“Our elected representatives practically backtracked on everything based on the misconception of reality or the lack of thinking skill to outmanoeuvre the opposition.

“Keeping of the IRC report under wraps is cowardice and lacking in strategic thinking to promote it,” she said at the Institutional Reform Committee Report: Why the Secrecy? forum organised by human rights group National Human Rights Society (Hakam).

In May 2018, the IRC was set up to give recommendations to the government concerning key national institutions and had submitted its final report to the Council of Eminent Persons and Prime Minister’s Department in July 2018.

Minister in the Prime Minister’s Department Liew Vui Keong told the press in 2018 that the report would be made public after the report was discussed in detail by the cabinet.

Prime Minister Dr Mahathir Mohamad also said he was willing to make the report public, but a consensus must first be reached between the parties in the PH coalition.

“If you ask me, I will release it but I’m not a free agent. I have other people (to consider). One has to remember we have five parties in the government and each one has its own agenda.

“If I’m going to be democratic, I have to consult them. It depends on the consensus that we achieve in the coalition.

“But, of course, I like to be popular. If you want me to release, I will release,” he said last October.

Meanwhile, Siti has given the government 48 hours to release the report to the public.

She added that if the government does not know how to handle the delivery of the report, it should hand the matter over to the civil societies.

“Give it to us if you do not know how to handle the delivery. We will help and manage the delivery of the recommendations. We are more than capable and smarter than you politicians.

Nazir Sufari/TMI

“The PH government must release it in 48 hours from today. You parliamentarians holding ministerships are not our bosses. We are the bosses and you work for us. You do not lecture us, we lecture you.”

Dr M may be the only PH leader to read IRC report

Meanwhile, lawyer Ambiga Sreenevasan said today Dr Mahathir might be the only PH leader who has read the IRC report.

Ambiga, who was part of the IRC member who presented the findings of the committee in July 2018, said by the lack of acknowledgement, she guessed that the report was not read by other PH leaders in today’s government.

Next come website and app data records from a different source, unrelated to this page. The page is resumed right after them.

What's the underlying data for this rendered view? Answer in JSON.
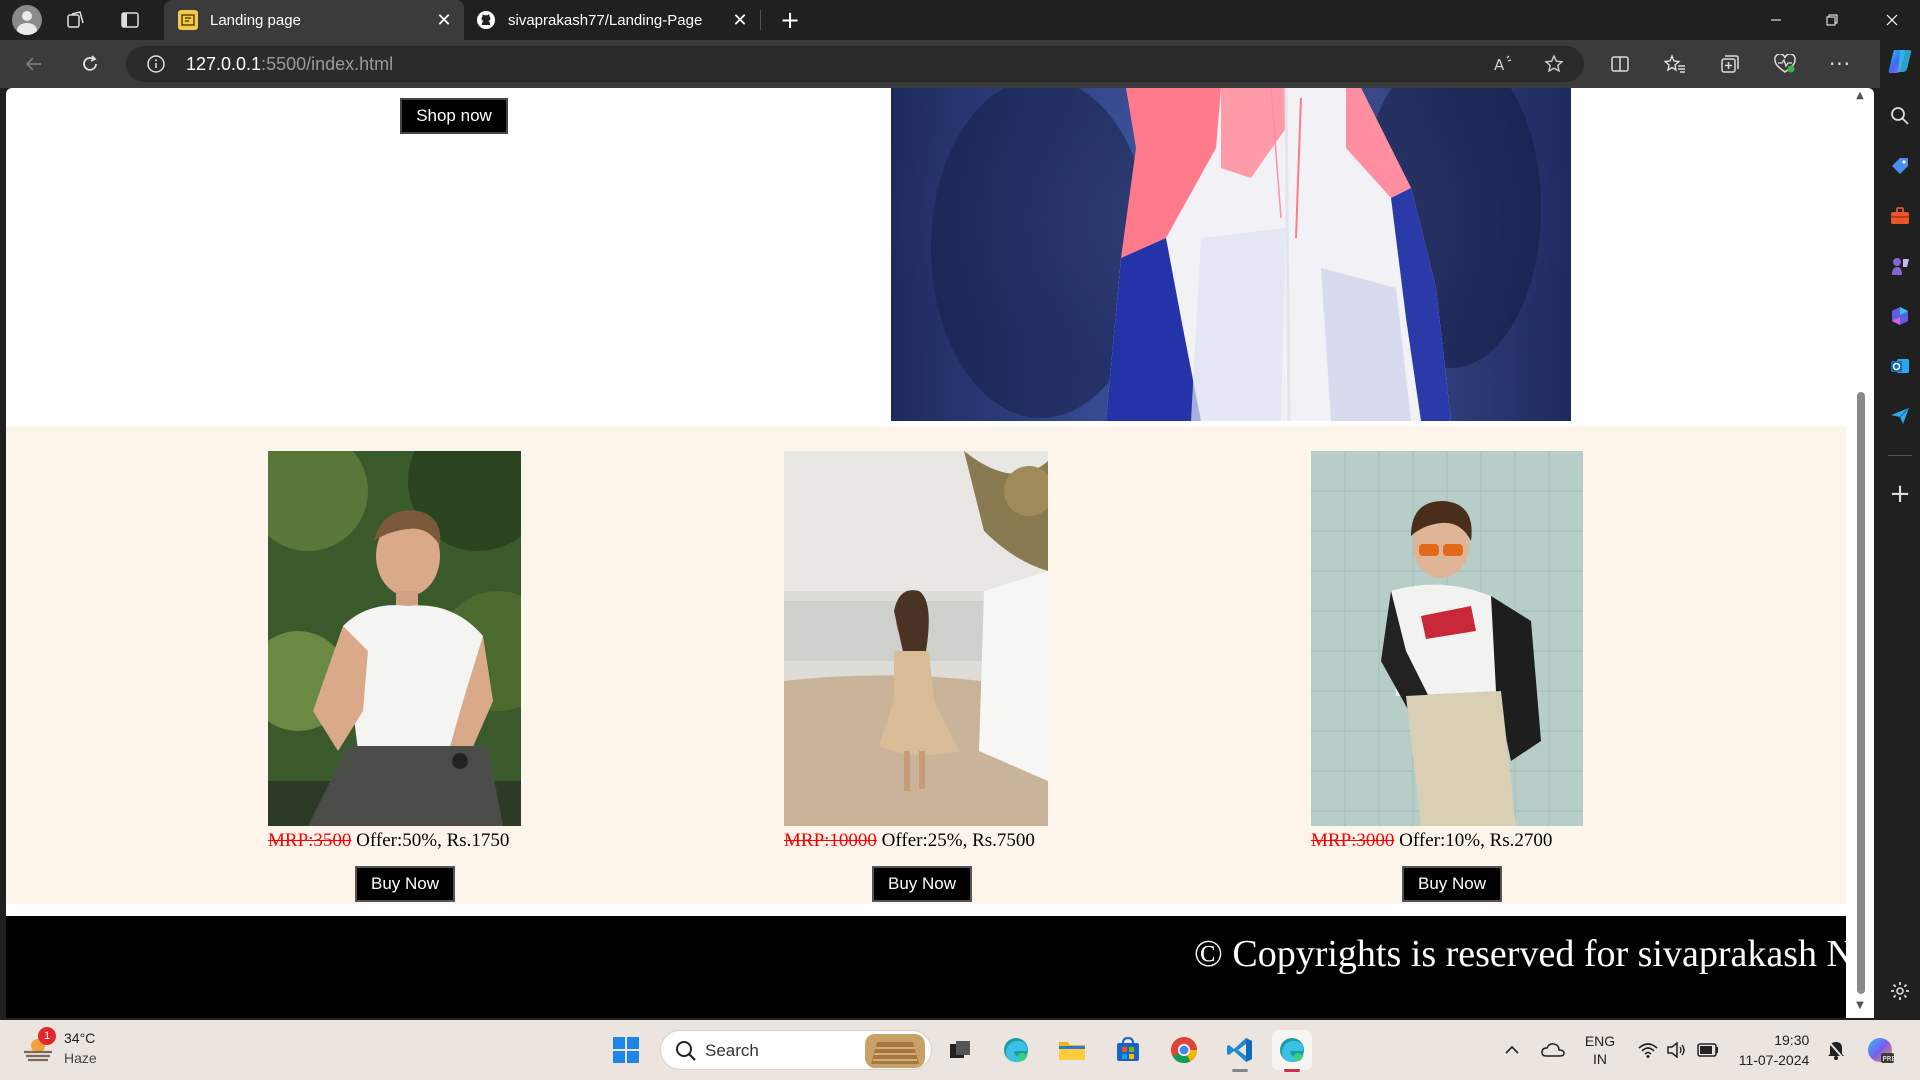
{
  "browser": {
    "tabs": [
      {
        "title": "Landing page",
        "active": true
      },
      {
        "title": "sivaprakash77/Landing-Page",
        "active": false
      }
    ],
    "address": {
      "host": "127.0.0.1",
      "path": ":5500/index.html"
    }
  },
  "page": {
    "hero_button": "Shop now",
    "products": [
      {
        "mrp": "MRP:3500",
        "offer": " Offer:50%, Rs.1750",
        "button": "Buy Now"
      },
      {
        "mrp": "MRP:10000",
        "offer": " Offer:25%, Rs.7500",
        "button": "Buy Now"
      },
      {
        "mrp": "MRP:3000",
        "offer": " Offer:10%, Rs.2700",
        "button": "Buy Now"
      }
    ],
    "footer": "© Copyrights is reserved for sivaprakash N"
  },
  "taskbar": {
    "weather": {
      "temp": "34°C",
      "condition": "Haze",
      "badge": "1"
    },
    "search_placeholder": "Search",
    "lang": {
      "line1": "ENG",
      "line2": "IN"
    },
    "clock": {
      "time": "19:30",
      "date": "11-07-2024"
    }
  },
  "colors": {
    "accent_red": "#ff0000",
    "products_bg": "#fdf5ec",
    "footer_bg": "#000000"
  }
}
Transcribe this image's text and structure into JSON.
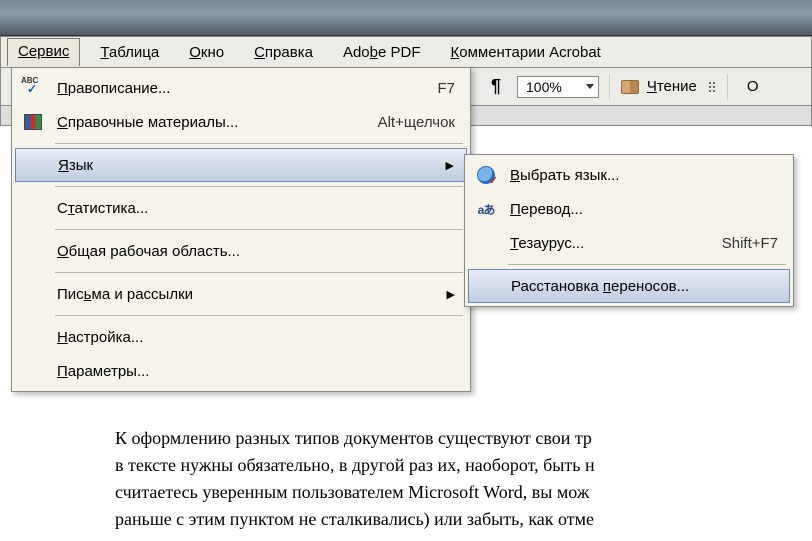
{
  "menubar": {
    "items": [
      {
        "label": "Сервис",
        "underline_index": 0
      },
      {
        "label": "Таблица",
        "underline_index": 0
      },
      {
        "label": "Окно",
        "underline_index": 0
      },
      {
        "label": "Справка",
        "underline_index": 0
      },
      {
        "label": "Adobe PDF",
        "underline_index": 2
      },
      {
        "label": "Комментарии Acrobat",
        "underline_index": 0
      }
    ]
  },
  "toolbar": {
    "pilcrow": "¶",
    "zoom": "100%",
    "read_label": "Чтение",
    "truncated": "О"
  },
  "main_menu": {
    "items": [
      {
        "label": "Правописание...",
        "shortcut": "F7",
        "icon": "abc",
        "underline_text": "П"
      },
      {
        "label": "Справочные материалы...",
        "shortcut": "Alt+щелчок",
        "icon": "books",
        "underline_text": "С"
      },
      {
        "label": "Язык",
        "has_submenu": true,
        "highlighted": true,
        "underline_text": "Я"
      },
      {
        "label": "Статистика...",
        "underline_text": "т"
      },
      {
        "label": "Общая рабочая область...",
        "underline_text": "О"
      },
      {
        "label": "Письма и рассылки",
        "has_submenu": true,
        "underline_text": "ь"
      },
      {
        "label": "Настройка...",
        "underline_text": "Н"
      },
      {
        "label": "Параметры...",
        "underline_text": "П"
      }
    ]
  },
  "sub_menu": {
    "items": [
      {
        "label": "Выбрать язык...",
        "icon": "globe",
        "underline_text": "В"
      },
      {
        "label": "Перевод...",
        "icon": "trans",
        "underline_text": "П"
      },
      {
        "label": "Тезаурус...",
        "shortcut": "Shift+F7",
        "underline_text": "Т"
      },
      {
        "label": "Расстановка переносов...",
        "highlighted": true,
        "underline_text": "п"
      }
    ]
  },
  "document": {
    "line1": "К оформлению разных типов документов существуют свои тр",
    "line2": "в тексте нужны обязательно, в другой раз их, наоборот, быть н",
    "line3": "считаетесь уверенным пользователем Microsoft Word, вы мож",
    "line4": "раньше с этим пунктом не сталкивались) или забыть, как отме"
  }
}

“I don’t even know if every agency was given a copy. I don’t even know who has a copy and I am pretty certain that not many of our leaders – I know Dr Mahathir has read it. I don’t know who else has read it.

Hari Anggara

“I can hazard a guess, nobody actually,” Ambiga said in the forum today.

She said things are not all lost as there are government agencies such as National Centre for Governance, Integrity and Anti-Corruption (GIACC) led by Tan Sri Abu Kassim Mohammed that have implemented recommendations by IRC.

“To be fair, the GIACC, they have looked at our report and they are implementing some of the recommendations in regards of anti-corruption matters. So, I know that is a work in progress that is happening.

She lamented that if the PH leadership had seen the passion of the people who were so eager to participate in the IRC’s process of coming up with the report on institutional reforms, they would look at things differently.

“We received so much input I can’t even begin to tell you how much the people wanted to participate in the process.

“They (the Harapan leadership) are missing out on that, the passion of the people, the expertise of the people, the valuable feedback that we got. All these people came, all making a huge effort because they want to be part of the process of building the new Malaysia.

“Now if only those in government had seen what we have seen…if only they had seen how engaged the public was, then they will understand how much goodwill of the people they had (at that time),” Ambiga said.

With the government’s treatment of the report, she said she is afraid she would never see that kind of passion from the people again.

“I will never see that passion again, I’m afraid, because if you do this (hide the report), you won’t see that passion again and that is the passion that is going to push the engine for change,” she said.